18 Behaviors That Destroy Trust

Become a better sales coach and sales manager today.

Trust is the backbone of coaching. Not only is it important to understand what steps to take to build trust, it’s crucial to understand which activities you might accidentally engage in that destroy trust as well.

8-Steps to Creating a Coaching Culture by Keith Rosen
In my last blog post, I shared a story about a management team that reinforced the fact that trust is the backbone of coaching.

Remember, trust and loyalty are earned, not inherited, so become mindful of those things that you need to stay away from that will erode the trust you need for your coaching to succeed and to foster a healthy, open coaching relationship from the start.

Here’s a short list of activities and behaviors that will erode the trust managers desperately need that will drive improved performance, loyalty, commitment and more sales.

What jumps out for you?

[list_wrap list_type=”cube”]
[list_item]Not being present[/list_item]
[list_item]Multitasking during conversation (You think you’re being efficient? That perceived efficiency comes at a major cost. Think of the message you’re sending to your people. “I guess I’m not that important.”[/list_item]
[list_item]Not following through on commitments[/list_item]
[list_item]Canceling (coaching) appointments[/list_item]
[list_item]Violating/breaking your word. Not keeping your promise[/list_item]
[list_item]Breaking confidence[/list_item]
[list_item]Double talk[/list_item]
[list_item]Threats and consequential negativity[/list_item]
[list_item]Disposition. Tone. Being curt. Egocentric not showing your people are a priority (but an interruption or a bother.)[/list_item]
[list_item]Being confrontational[/list_item]
[list_item]Not showing patience (in a conversation or when coaching them)[/list_item]
[list_item]Reacting negatively to something a person did wrong[/list_item]
[list_item]The style of your management (pitchfork passive, pontificator, presumptuous, perfect, problem solving, proactive – See Coaching Salespeople into Sales Champions for the 7 Types of Managers)[/list_item]
[list_item]Not owning your own mistakes or your humanity (Your ego gets in the way)[/list_item]
[list_item]Competition from manager[/list_item]
[list_item]Not making the conversation/coaching safe[/list_item]
[list_item]Not setting expectations in the coaching relationship[/list_item]
[list_item]Not drawing a clear line between performance management/reviews and coaching[/list_item]

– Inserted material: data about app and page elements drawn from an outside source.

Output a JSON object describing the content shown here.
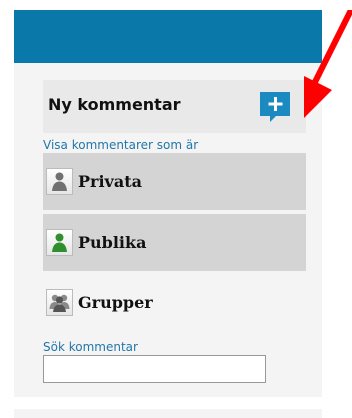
{
  "new_comment": {
    "label": "Ny kommentar",
    "add_icon": "plus-icon"
  },
  "filter": {
    "label": "Visa kommentarer som är",
    "options": [
      {
        "label": "Privata",
        "icon": "user-icon",
        "icon_color": "#707070",
        "selected": true
      },
      {
        "label": "Publika",
        "icon": "user-icon",
        "icon_color": "#2f8f2f",
        "selected": true
      },
      {
        "label": "Grupper",
        "icon": "group-icon",
        "icon_color": "#707070",
        "selected": false
      }
    ]
  },
  "search": {
    "label": "Sök kommentar",
    "value": "",
    "placeholder": ""
  },
  "colors": {
    "header": "#0a78a8",
    "accent": "#2277aa",
    "add_button": "#1a8ac0",
    "arrow": "#ff0000"
  }
}
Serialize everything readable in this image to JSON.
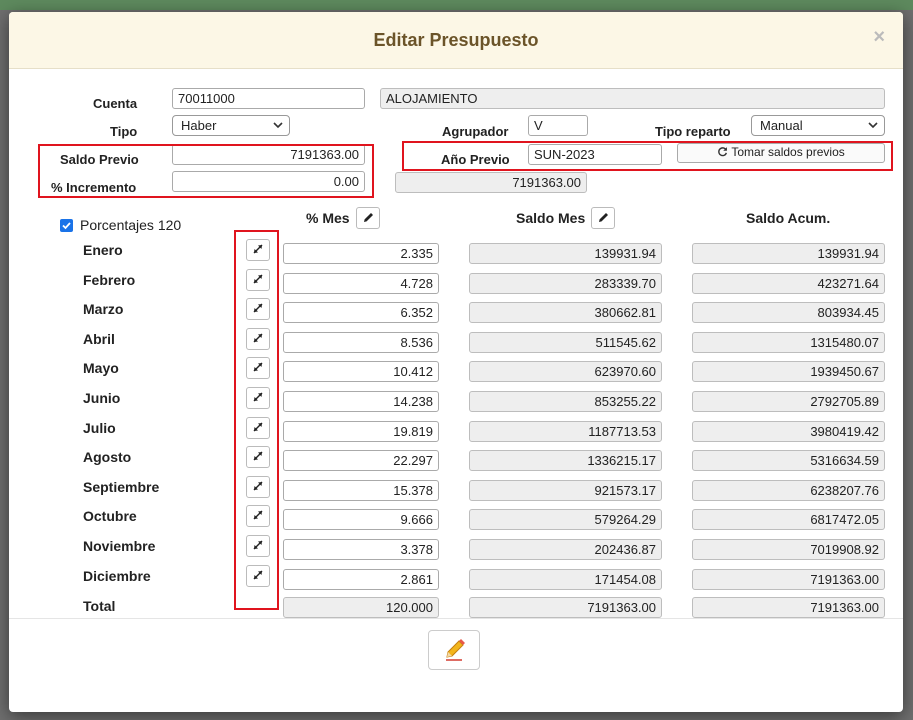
{
  "modal": {
    "title": "Editar Presupuesto",
    "close_symbol": "×"
  },
  "form": {
    "cuenta": {
      "label": "Cuenta",
      "value": "70011000",
      "description": "ALOJAMIENTO"
    },
    "tipo": {
      "label": "Tipo",
      "selected": "Haber"
    },
    "agrupador": {
      "label": "Agrupador",
      "value": "V"
    },
    "tipo_reparto": {
      "label": "Tipo reparto",
      "selected": "Manual"
    },
    "saldo_previo": {
      "label": "Saldo Previo",
      "value": "7191363.00"
    },
    "ano_previo": {
      "label": "Año Previo",
      "value": "SUN-2023",
      "computed": "7191363.00"
    },
    "tomar_saldos": {
      "label": "Tomar saldos previos",
      "icon": "refresh-icon"
    },
    "incremento": {
      "label": "% Incremento",
      "value": "0.00"
    },
    "porcentajes": {
      "label": "Porcentajes 120",
      "checked": true
    }
  },
  "table": {
    "headers": {
      "pct_mes": "% Mes",
      "saldo_mes": "Saldo Mes",
      "saldo_acum": "Saldo Acum."
    },
    "rows": [
      {
        "month": "Enero",
        "pct": "2.335",
        "saldo": "139931.94",
        "acum": "139931.94"
      },
      {
        "month": "Febrero",
        "pct": "4.728",
        "saldo": "283339.70",
        "acum": "423271.64"
      },
      {
        "month": "Marzo",
        "pct": "6.352",
        "saldo": "380662.81",
        "acum": "803934.45"
      },
      {
        "month": "Abril",
        "pct": "8.536",
        "saldo": "511545.62",
        "acum": "1315480.07"
      },
      {
        "month": "Mayo",
        "pct": "10.412",
        "saldo": "623970.60",
        "acum": "1939450.67"
      },
      {
        "month": "Junio",
        "pct": "14.238",
        "saldo": "853255.22",
        "acum": "2792705.89"
      },
      {
        "month": "Julio",
        "pct": "19.819",
        "saldo": "1187713.53",
        "acum": "3980419.42"
      },
      {
        "month": "Agosto",
        "pct": "22.297",
        "saldo": "1336215.17",
        "acum": "5316634.59"
      },
      {
        "month": "Septiembre",
        "pct": "15.378",
        "saldo": "921573.17",
        "acum": "6238207.76"
      },
      {
        "month": "Octubre",
        "pct": "9.666",
        "saldo": "579264.29",
        "acum": "6817472.05"
      },
      {
        "month": "Noviembre",
        "pct": "3.378",
        "saldo": "202436.87",
        "acum": "7019908.92"
      },
      {
        "month": "Diciembre",
        "pct": "2.861",
        "saldo": "171454.08",
        "acum": "7191363.00"
      }
    ],
    "total": {
      "label": "Total",
      "pct": "120.000",
      "saldo": "7191363.00",
      "acum": "7191363.00"
    }
  },
  "colors": {
    "highlight_border": "#e0141e",
    "header_bg": "#fcf7e6",
    "title": "#6b5429",
    "checkbox": "#1a73e8"
  }
}
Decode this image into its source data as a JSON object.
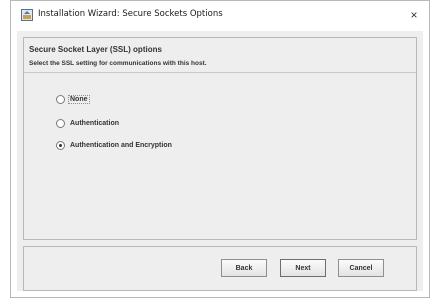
{
  "window": {
    "title": "Installation Wizard: Secure Sockets Options",
    "close_glyph": "×",
    "icon": "installer-icon"
  },
  "panel": {
    "heading": "Secure Socket Layer (SSL) options",
    "subheading": "Select the SSL setting for communications with this host."
  },
  "options": [
    {
      "label": "None",
      "selected": false,
      "focused": true
    },
    {
      "label": "Authentication",
      "selected": false,
      "focused": false
    },
    {
      "label": "Authentication and Encryption",
      "selected": true,
      "focused": false
    }
  ],
  "buttons": {
    "back": "Back",
    "next": "Next",
    "cancel": "Cancel"
  }
}
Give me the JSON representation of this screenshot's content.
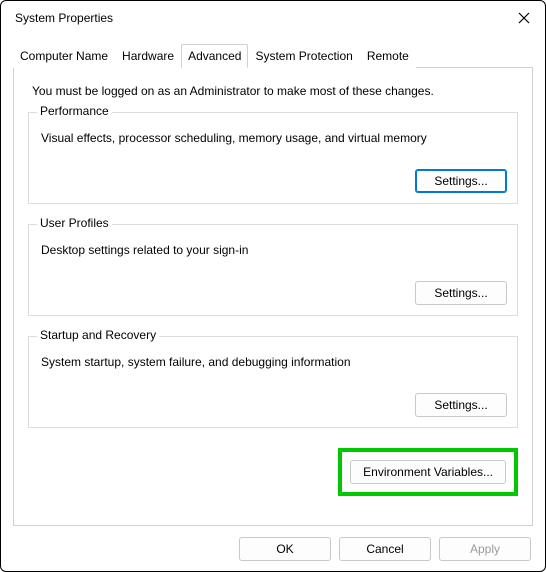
{
  "titlebar": {
    "title": "System Properties"
  },
  "tabs": {
    "items": [
      {
        "label": "Computer Name"
      },
      {
        "label": "Hardware"
      },
      {
        "label": "Advanced"
      },
      {
        "label": "System Protection"
      },
      {
        "label": "Remote"
      }
    ],
    "activeIndex": 2
  },
  "panel": {
    "intro": "You must be logged on as an Administrator to make most of these changes.",
    "groups": [
      {
        "legend": "Performance",
        "desc": "Visual effects, processor scheduling, memory usage, and virtual memory",
        "button": "Settings..."
      },
      {
        "legend": "User Profiles",
        "desc": "Desktop settings related to your sign-in",
        "button": "Settings..."
      },
      {
        "legend": "Startup and Recovery",
        "desc": "System startup, system failure, and debugging information",
        "button": "Settings..."
      }
    ],
    "envVars": {
      "button": "Environment Variables..."
    }
  },
  "bottomButtons": {
    "ok": "OK",
    "cancel": "Cancel",
    "apply": "Apply"
  }
}
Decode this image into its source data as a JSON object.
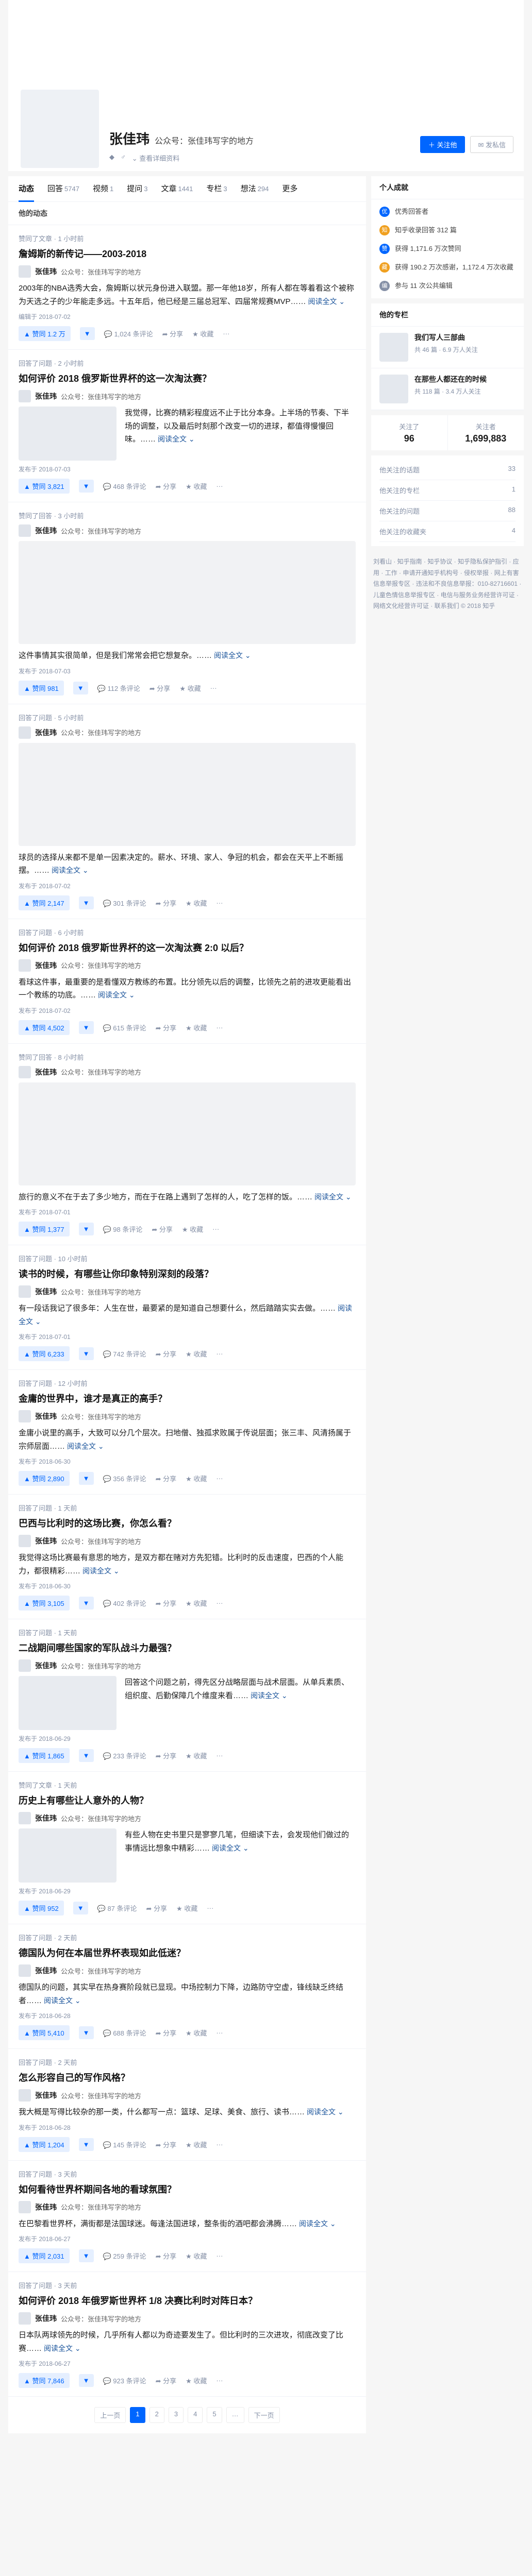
{
  "profile": {
    "name": "张佳玮",
    "headline": "公众号：张佳玮写字的地方",
    "follow_label": "＋ 关注他",
    "message_label": "✉ 发私信",
    "detail_label": "⌄ 查看详细资料"
  },
  "tabs": [
    {
      "label": "动态",
      "count": ""
    },
    {
      "label": "回答",
      "count": "5747"
    },
    {
      "label": "视频",
      "count": "1"
    },
    {
      "label": "提问",
      "count": "3"
    },
    {
      "label": "文章",
      "count": "1441"
    },
    {
      "label": "专栏",
      "count": "3"
    },
    {
      "label": "想法",
      "count": "294"
    },
    {
      "label": "更多",
      "count": ""
    }
  ],
  "list_head": "他的动态",
  "feed": [
    {
      "meta": "赞同了文章 · 1 小时前",
      "title": "詹姆斯的新传记——2003-2018",
      "author": "张佳玮",
      "desc": "公众号：张佳玮写字的地方",
      "content": "2003年的NBA选秀大会，詹姆斯以状元身份进入联盟。那一年他18岁，所有人都在等着看这个被称为天选之子的少年能走多远。十五年后，他已经是三届总冠军、四届常规赛MVP……",
      "date": "编辑于 2018-07-02",
      "votes": "▲ 赞同 1.2 万",
      "comments": "💬 1,024 条评论",
      "shares": "➦ 分享",
      "fav": "★ 收藏",
      "img": false,
      "big": false
    },
    {
      "meta": "回答了问题 · 2 小时前",
      "title": "如何评价 2018 俄罗斯世界杯的这一次淘汰赛？",
      "author": "张佳玮",
      "desc": "公众号：张佳玮写字的地方",
      "content": "我觉得，比赛的精彩程度远不止于比分本身。上半场的节奏、下半场的调整，以及最后时刻那个改变一切的进球，都值得慢慢回味。……",
      "date": "发布于 2018-07-03",
      "votes": "▲ 赞同 3,821",
      "comments": "💬 468 条评论",
      "shares": "➦ 分享",
      "fav": "★ 收藏",
      "img": true,
      "big": false
    },
    {
      "meta": "赞同了回答 · 3 小时前",
      "title": "",
      "author": "张佳玮",
      "desc": "公众号：张佳玮写字的地方",
      "content": "这件事情其实很简单，但是我们常常会把它想复杂。……",
      "date": "发布于 2018-07-03",
      "votes": "▲ 赞同 981",
      "comments": "💬 112 条评论",
      "shares": "➦ 分享",
      "fav": "★ 收藏",
      "img": false,
      "big": true
    },
    {
      "meta": "回答了问题 · 5 小时前",
      "title": "",
      "author": "张佳玮",
      "desc": "公众号：张佳玮写字的地方",
      "content": "球员的选择从来都不是单一因素决定的。薪水、环境、家人、争冠的机会，都会在天平上不断摇摆。……",
      "date": "发布于 2018-07-02",
      "votes": "▲ 赞同 2,147",
      "comments": "💬 301 条评论",
      "shares": "➦ 分享",
      "fav": "★ 收藏",
      "img": false,
      "big": true
    },
    {
      "meta": "回答了问题 · 6 小时前",
      "title": "如何评价 2018 俄罗斯世界杯的这一次淘汰赛 2:0 以后？",
      "author": "张佳玮",
      "desc": "公众号：张佳玮写字的地方",
      "content": "看球这件事，最重要的是看懂双方教练的布置。比分领先以后的调整，比领先之前的进攻更能看出一个教练的功底。……",
      "date": "发布于 2018-07-02",
      "votes": "▲ 赞同 4,502",
      "comments": "💬 615 条评论",
      "shares": "➦ 分享",
      "fav": "★ 收藏",
      "img": false,
      "big": false
    },
    {
      "meta": "赞同了回答 · 8 小时前",
      "title": "",
      "author": "张佳玮",
      "desc": "公众号：张佳玮写字的地方",
      "content": "旅行的意义不在于去了多少地方，而在于在路上遇到了怎样的人，吃了怎样的饭。……",
      "date": "发布于 2018-07-01",
      "votes": "▲ 赞同 1,377",
      "comments": "💬 98 条评论",
      "shares": "➦ 分享",
      "fav": "★ 收藏",
      "img": false,
      "big": true
    },
    {
      "meta": "回答了问题 · 10 小时前",
      "title": "读书的时候，有哪些让你印象特别深刻的段落？",
      "author": "张佳玮",
      "desc": "公众号：张佳玮写字的地方",
      "content": "有一段话我记了很多年：人生在世，最要紧的是知道自己想要什么，然后踏踏实实去做。……",
      "date": "发布于 2018-07-01",
      "votes": "▲ 赞同 6,233",
      "comments": "💬 742 条评论",
      "shares": "➦ 分享",
      "fav": "★ 收藏",
      "img": false,
      "big": false
    },
    {
      "meta": "回答了问题 · 12 小时前",
      "title": "金庸的世界中，谁才是真正的高手？",
      "author": "张佳玮",
      "desc": "公众号：张佳玮写字的地方",
      "content": "金庸小说里的高手，大致可以分几个层次。扫地僧、独孤求败属于传说层面；张三丰、风清扬属于宗师层面……",
      "date": "发布于 2018-06-30",
      "votes": "▲ 赞同 2,890",
      "comments": "💬 356 条评论",
      "shares": "➦ 分享",
      "fav": "★ 收藏",
      "img": false,
      "big": false
    },
    {
      "meta": "回答了问题 · 1 天前",
      "title": "巴西与比利时的这场比赛，你怎么看？",
      "author": "张佳玮",
      "desc": "公众号：张佳玮写字的地方",
      "content": "我觉得这场比赛最有意思的地方，是双方都在赌对方先犯错。比利时的反击速度，巴西的个人能力，都很精彩……",
      "date": "发布于 2018-06-30",
      "votes": "▲ 赞同 3,105",
      "comments": "💬 402 条评论",
      "shares": "➦ 分享",
      "fav": "★ 收藏",
      "img": false,
      "big": false
    },
    {
      "meta": "回答了问题 · 1 天前",
      "title": "二战期间哪些国家的军队战斗力最强？",
      "author": "张佳玮",
      "desc": "公众号：张佳玮写字的地方",
      "content": "回答这个问题之前，得先区分战略层面与战术层面。从单兵素质、组织度、后勤保障几个维度来看……",
      "date": "发布于 2018-06-29",
      "votes": "▲ 赞同 1,865",
      "comments": "💬 233 条评论",
      "shares": "➦ 分享",
      "fav": "★ 收藏",
      "img": true,
      "big": false
    },
    {
      "meta": "赞同了文章 · 1 天前",
      "title": "历史上有哪些让人意外的人物？",
      "author": "张佳玮",
      "desc": "公众号：张佳玮写字的地方",
      "content": "有些人物在史书里只是寥寥几笔，但细读下去，会发现他们做过的事情远比想象中精彩……",
      "date": "发布于 2018-06-29",
      "votes": "▲ 赞同 952",
      "comments": "💬 87 条评论",
      "shares": "➦ 分享",
      "fav": "★ 收藏",
      "img": true,
      "big": false
    },
    {
      "meta": "回答了问题 · 2 天前",
      "title": "德国队为何在本届世界杯表现如此低迷？",
      "author": "张佳玮",
      "desc": "公众号：张佳玮写字的地方",
      "content": "德国队的问题，其实早在热身赛阶段就已显现。中场控制力下降，边路防守空虚，锋线缺乏终结者……",
      "date": "发布于 2018-06-28",
      "votes": "▲ 赞同 5,410",
      "comments": "💬 688 条评论",
      "shares": "➦ 分享",
      "fav": "★ 收藏",
      "img": false,
      "big": false
    },
    {
      "meta": "回答了问题 · 2 天前",
      "title": "怎么形容自己的写作风格？",
      "author": "张佳玮",
      "desc": "公众号：张佳玮写字的地方",
      "content": "我大概是写得比较杂的那一类，什么都写一点：篮球、足球、美食、旅行、读书……",
      "date": "发布于 2018-06-28",
      "votes": "▲ 赞同 1,204",
      "comments": "💬 145 条评论",
      "shares": "➦ 分享",
      "fav": "★ 收藏",
      "img": false,
      "big": false
    },
    {
      "meta": "回答了问题 · 3 天前",
      "title": "如何看待世界杯期间各地的看球氛围？",
      "author": "张佳玮",
      "desc": "公众号：张佳玮写字的地方",
      "content": "在巴黎看世界杯，满街都是法国球迷。每逢法国进球，整条街的酒吧都会沸腾……",
      "date": "发布于 2018-06-27",
      "votes": "▲ 赞同 2,031",
      "comments": "💬 259 条评论",
      "shares": "➦ 分享",
      "fav": "★ 收藏",
      "img": false,
      "big": false
    },
    {
      "meta": "回答了问题 · 3 天前",
      "title": "如何评价 2018 年俄罗斯世界杯 1/8 决赛比利时对阵日本？",
      "author": "张佳玮",
      "desc": "公众号：张佳玮写字的地方",
      "content": "日本队两球领先的时候，几乎所有人都以为奇迹要发生了。但比利时的三次进攻，彻底改变了比赛……",
      "date": "发布于 2018-06-27",
      "votes": "▲ 赞同 7,846",
      "comments": "💬 923 条评论",
      "shares": "➦ 分享",
      "fav": "★ 收藏",
      "img": false,
      "big": false
    }
  ],
  "more_label": "阅读全文 ⌄",
  "pager": [
    "上一页",
    "1",
    "2",
    "3",
    "4",
    "5",
    "…",
    "下一页"
  ],
  "sidebar": {
    "achievements_title": "个人成就",
    "achievements": [
      {
        "icon": "优",
        "text": "优秀回答者"
      },
      {
        "icon": "知",
        "text": "知乎收录回答 312 篇"
      },
      {
        "icon": "赞",
        "text": "获得 1,171.6 万次赞同"
      },
      {
        "icon": "藏",
        "text": "获得 190.2 万次感谢，1,172.4 万次收藏"
      },
      {
        "icon": "编",
        "text": "参与 11 次公共编辑"
      }
    ],
    "columns_title": "他的专栏",
    "columns": [
      {
        "title": "我们写人三部曲",
        "sub": "共 46 篇 · 6.9 万人关注"
      },
      {
        "title": "在那些人都还在的时候",
        "sub": "共 118 篇 · 3.4 万人关注"
      }
    ],
    "following_label": "关注了",
    "following_count": "96",
    "followers_label": "关注者",
    "followers_count": "1,699,883",
    "links": [
      {
        "label": "他关注的话题",
        "value": "33"
      },
      {
        "label": "他关注的专栏",
        "value": "1"
      },
      {
        "label": "他关注的问题",
        "value": "88"
      },
      {
        "label": "他关注的收藏夹",
        "value": "4"
      }
    ],
    "footer": "刘看山 · 知乎指南 · 知乎协议 · 知乎隐私保护指引 · 应用 · 工作 · 申请开通知乎机构号 · 侵权举报 · 网上有害信息举报专区 · 违法和不良信息举报：010-82716601 · 儿童色情信息举报专区 · 电信与服务业务经营许可证 · 网络文化经营许可证 · 联系我们 © 2018 知乎"
  }
}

Tip from the Coach: What your people see and feel based on your actions always takes precedent over your intentions and what you say.

Tips and Questions For Managers When Setting Confidentiality in the Coaching Relationship

[list_wrap list_type=”cube”]
[list_item]What does confidentiality look like?[/list_item]
[list_item]What can you honor?[/list_item]
[list_item]Code of ethics – What nullifies confidentiality? (lie, cheat, steal, violate protocol and procedures, etc.)[/list_item]
[list_item]Establish how big, wide and deep the safe zone is up front[/list_item]
[list_item]You can’t change the rules in the middle of the game[/list_item]

Photo Credit: Brian Smithson (Old Geordie)